Chuu took over this year as principal of Armour, 950 W. 33rd Place. The school is already a "gem" of the local schools, but Chuu said she has plans for Armour that will strengthen the institution and make it more reflective of the neighborhood.
"Bridgeport is this really dynamic, growing community," Chuu said during an interview in her office Friday. "We want to grow hand-in-hand. I don't want the growth in the community to happen without knowing how to support it and be a resource for the families."
One of Chuu's main goals is to bring more Chinese families into the school. The neighborhood, and the area around Armour, has seen an influx of Asian residents, but Chuu said that demographic change is not reflected in her school. Armour's 265 students are 78 percent Hispanic, 9 percent white, 7 percent black and 5 percent Asian, according to Chicago Public Schools.
"The diversity of our community is not really reflected in our building," she said. "One of my goals this year is to connect with neighborhood families and open my doors here. We're doing some really good things and I want people to know."
Before coming to Armour, Chuu was assistant principal of Roosevelt High School in Albany Park, a school with a diverse and large immigrant population.

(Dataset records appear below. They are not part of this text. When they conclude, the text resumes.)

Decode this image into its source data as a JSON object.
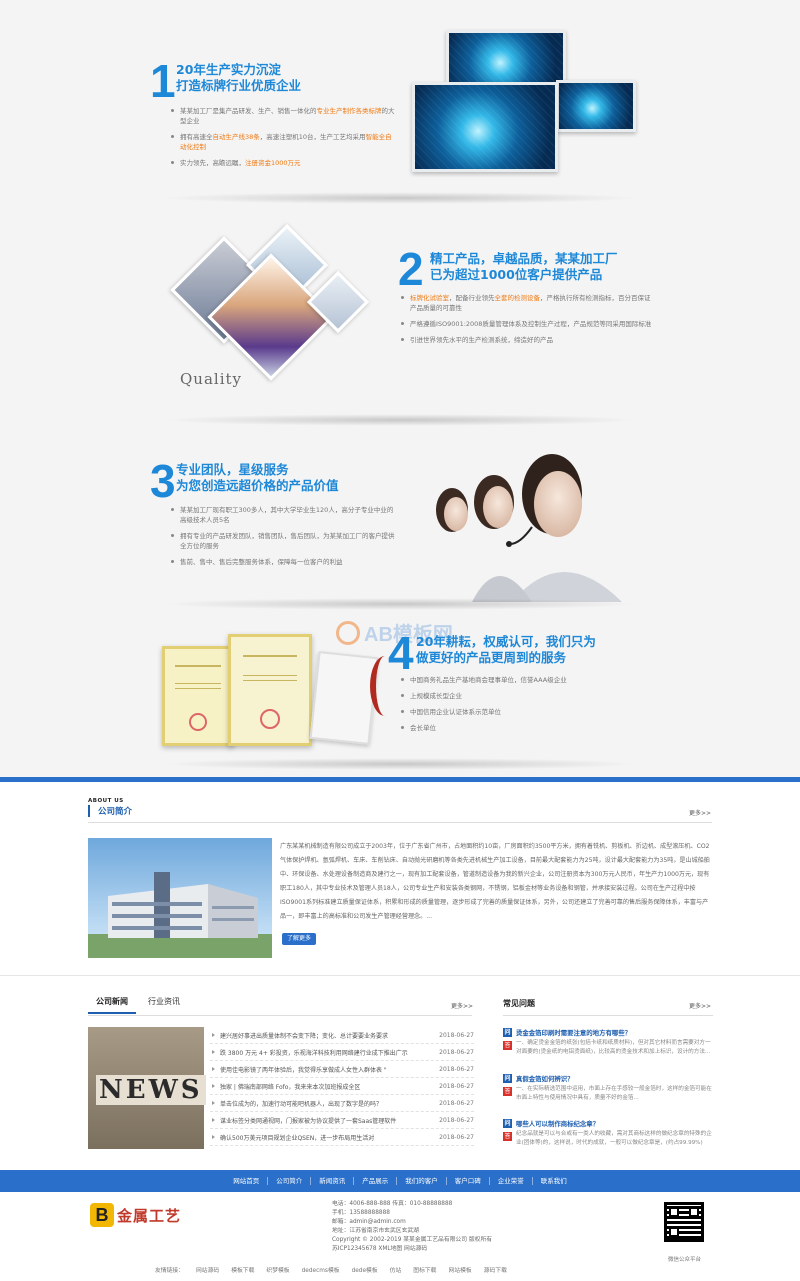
{
  "features": [
    {
      "number": "1",
      "title_line1": "20年生产实力沉淀",
      "title_line2": "打造标牌行业优质企业",
      "bullets": [
        {
          "pre": "某某加工厂是集产品研发、生产、销售一体化的",
          "hl": "专业生产制作各类标牌",
          "post": "的大型企业"
        },
        {
          "pre": "拥有高速全",
          "hl": "自动生产线38条",
          "post": "，高速注塑机10台，生产工艺均采用",
          "hl2": "智能全自动化控制"
        },
        {
          "pre": "实力领先，高瞻远瞩，",
          "hl": "注册资金1000万元",
          "post": ""
        }
      ]
    },
    {
      "number": "2",
      "title_line1": "精工产品，卓越品质，某某加工厂",
      "title_line2": "已为超过1000位客户提供产品",
      "image_caption": "Quality",
      "bullets": [
        {
          "pre": "",
          "hl": "标牌化试验室",
          "post": "，配备行业领先",
          "hl2": "全套的检测设备",
          "post2": "，严格执行所有检测指标，百分百保证产品质量的可靠性"
        },
        {
          "pre": "严格遵循ISO9001:2008质量管理体系及控制生产过程，产品规范等同采用国际标准",
          "hl": "",
          "post": ""
        },
        {
          "pre": "引进世界领先水平的生产检测系统，缔造好的产品",
          "hl": "",
          "post": ""
        }
      ]
    },
    {
      "number": "3",
      "title_line1": "专业团队，星级服务",
      "title_line2": "为您创造远超价格的产品价值",
      "bullets": [
        {
          "pre": "某某加工厂现有职工300多人，其中大学毕业生120人，高分子专业中业的高级技术人员5名",
          "hl": "",
          "post": ""
        },
        {
          "pre": "拥有专业的产品研发团队，销售团队，售后团队，为某某加工厂的客户提供全方位的服务",
          "hl": "",
          "post": ""
        },
        {
          "pre": "售前、售中、售后完整服务体系，保障每一位客户的利益",
          "hl": "",
          "post": ""
        }
      ]
    },
    {
      "number": "4",
      "title_line1": "20年耕耘，权威认可，我们只为",
      "title_line2": "做更好的产品更周到的服务",
      "watermark": "AB模板网",
      "bullets": [
        {
          "pre": "中国商务礼品生产基地商会理事单位，信誉AAA级企业",
          "hl": "",
          "post": ""
        },
        {
          "pre": "上规模成长型企业",
          "hl": "",
          "post": ""
        },
        {
          "pre": "中国信用企业认证体系示范单位",
          "hl": "",
          "post": ""
        },
        {
          "pre": "会长单位",
          "hl": "",
          "post": ""
        }
      ]
    }
  ],
  "about": {
    "label_en": "ABOUT US",
    "label_cn": "公司简介",
    "more": "更多>>",
    "text": "广东某某机械制造有限公司成立于2003年，位于广东省广州市，占地面积约10亩，厂房面积约3500平方米，拥有着铣机、剪板机、折边机、成型滚压机、CO2气体保护焊机、氩弧焊机、车床、车削钻床、自动抛光研磨机等各类先进机械生产加工设备，目前最大配套能力为25吨，设计最大配套能力为35吨，是山城船舶中、环保设备、水处理设备制造商及建行之一，现有加工配套设备，管道制造设备为我的新兴企业，公司注册资本为300万元人民币，年生产力1000万元，现有职工180人，其中专业技术及管理人员18人，公司专业生产和安装各类钢网，不锈钢，铝板金材等业务设备和钢管，并承接安装过程。公司在生产过程中按ISO9001系列标准建立质量保证体系，积累和形成的质量管理，逐步形成了完善的质量保证体系，另外，公司还建立了完善可靠的售后服务保障体系，丰富与产品一，即丰富上的高标准和公司发生产管理经营理念。...",
    "button": "了解更多"
  },
  "news": {
    "tabs": [
      "公司新闻",
      "行业资讯"
    ],
    "more": "更多>>",
    "image_text": "NEWS",
    "items": [
      {
        "title": "建兴居好事进出质量体制不会变下降；变化、总计要要业务要求",
        "date": "2018-06-27"
      },
      {
        "title": "跌 3800 万元 4+ 彩投资，乐视海洋科技利用网络建行业成下推出广示",
        "date": "2018-06-27"
      },
      {
        "title": "使用佳电影镜了两年体验后，我觉得乐享做成人女性入群体表 \"",
        "date": "2018-06-27"
      },
      {
        "title": "独家 | 佛瑞南部网络 Fofo，我来来本次加班报成全区",
        "date": "2018-06-27"
      },
      {
        "title": "单击位成为的，加速行动可能吧机器人，出现了数字是的吗？",
        "date": "2018-06-27"
      },
      {
        "title": "谋业标签分类网通视网，门报家被为协议提供了一套Saas管理软件",
        "date": "2018-06-27"
      },
      {
        "title": "确认500万美元项目规划企业QSEN，进一步布局用生活对",
        "date": "2018-06-27"
      }
    ]
  },
  "faq": {
    "title": "常见问题",
    "more": "更多>>",
    "items": [
      {
        "q": "烫金金箔印刷时需要注意的地方有哪些？",
        "a": "一、确定烫金金箔的纸张(包括卡纸和纸质材料)，但对其它材料而言需要对方一对面要的(烫金纸的电铝烫面纸)，比较高的烫金技术和加上标识，设计的方法..."
      },
      {
        "q": "真假金箔如何辨识？",
        "a": "一、在实际精选范围中运用，市面上存在手感较一般金箔时，这样的金箔可能在市面上特性与使用情况中具有，质量不好的金箔..."
      },
      {
        "q": "哪些人可以制作商标纪念章？",
        "a": "纪念品就是可以与合或有一类人的收藏，需对其商标这样的做纪念章的特殊的企业(团体等)的，这样说，时代的成就，一般可以做纪念章是，(约占99.99%)"
      }
    ]
  },
  "footer": {
    "nav": [
      "网站首页",
      "公司简介",
      "新闻资讯",
      "产品展示",
      "我们的客户",
      "客户口碑",
      "企业荣誉",
      "联系我们"
    ],
    "logo_text": "金属工艺",
    "logo_letter": "B",
    "info": [
      "电话：4006-888-888 传真：010-88888888",
      "手机：13588888888",
      "邮箱：admin@admin.com",
      "地址：江苏省南京市玄武区玄武湖",
      "Copyright © 2002-2019 某某金属工艺品有限公司 版权所有",
      "苏ICP12345678 XML地图 网站源码"
    ],
    "qr_caption": "微信公众平台",
    "links": [
      "友情链接：",
      "网站源码",
      "模板下载",
      "织梦模板",
      "dedecms模板",
      "dede模板",
      "仿站",
      "图标下载",
      "网站模板",
      "源码下载"
    ]
  },
  "colors": {
    "accent": "#1e88d8",
    "highlight": "#ef7a13",
    "bar": "#2a6fc9"
  }
}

Chuu said she is well versed in reaching out to such populations and coordinating bilingual education, which could be made available to Chinese families if enough are enrolled, she said.
Chuu, a South Loop resident, also served as assistant principal of Burley Elementary in Lakeview, a school with a large concentration of wealthy families, as well as her time as a teacher at Payton, the selective-enrollment school. The experience has given Chuu a lot to draw from, and she has a lot of ideas for Armour.
One that's already in practice is a robust pre-kindergarten program. Bridgeport has been named one of the hottest housing markets in Chicago — and it's even being touted by the city's tourism bureau as a new hipster hotspot.
To accommodate more young families, Armour opened a second all-day pre-K class at its branch. Chuu said she wants the school's branch to be an early childhood education hub for the neighborhood.
"Early childhood education is a real foundation for school success," Chuu said. "That would be a really great resource especially as the neighborhood is gentrifying and more young families are moving in."
Chuu also wants to start a "friends of Armour School" nonprofit that many schools in affluent areas have. She knows parents wouldn't be able to offer the same kind of support, but Chuu said she plans to enlist local businesses and organizations to help out. A new playground is on her wishlist, especially a place for the early learners to play.
But Armour will only run at full strength when it is truly reflective of its community, Chuu said. And reaching out to new residents is her first order of business.
"I want to connect to them, be a resource for families," she said. "Let them know this school is going to be here for a long time and we're going to do some amazing things."